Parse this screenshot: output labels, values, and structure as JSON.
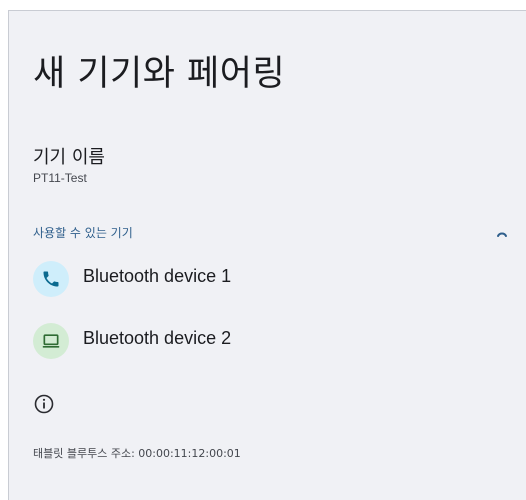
{
  "page": {
    "title": "새 기기와 페어링"
  },
  "device_name": {
    "label": "기기 이름",
    "value": "PT11-Test"
  },
  "available": {
    "header": "사용할 수 있는 기기",
    "scanning_icon": "progress-spinner-icon",
    "devices": [
      {
        "name": "Bluetooth device 1",
        "icon": "phone-icon",
        "icon_bg": "#cfeefb",
        "icon_color": "#0b6a8f"
      },
      {
        "name": "Bluetooth device 2",
        "icon": "laptop-icon",
        "icon_bg": "#d3ecd4",
        "icon_color": "#2f6b34"
      }
    ]
  },
  "footer": {
    "info_icon": "info-icon",
    "address_text": "태블릿 블루투스 주소: 00:00:11:12:00:01"
  },
  "colors": {
    "background": "#f0f1f5",
    "accent": "#2f5f8c",
    "text_primary": "#1b1c20",
    "text_secondary": "#44474e"
  }
}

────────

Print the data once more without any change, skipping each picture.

> _RESPONSE_
Parse this screenshot: output labels, values, and structure as JSON.
{
  "page": {
    "title": "새 기기와 페어링"
  },
  "device_name": {
    "label": "기기 이름",
    "value": "PT11-Test"
  },
  "available": {
    "header": "사용할 수 있는 기기",
    "scanning_icon": "progress-spinner-icon",
    "devices": [
      {
        "name": "Bluetooth device 1",
        "icon": "phone-icon",
        "icon_bg": "#cfeefb",
        "icon_color": "#0b6a8f"
      },
      {
        "name": "Bluetooth device 2",
        "icon": "laptop-icon",
        "icon_bg": "#d3ecd4",
        "icon_color": "#2f6b34"
      }
    ]
  },
  "footer": {
    "info_icon": "info-icon",
    "address_text": "태블릿 블루투스 주소: 00:00:11:12:00:01"
  },
  "colors": {
    "background": "#f0f1f5",
    "accent": "#2f5f8c",
    "text_primary": "#1b1c20",
    "text_secondary": "#44474e"
  }
}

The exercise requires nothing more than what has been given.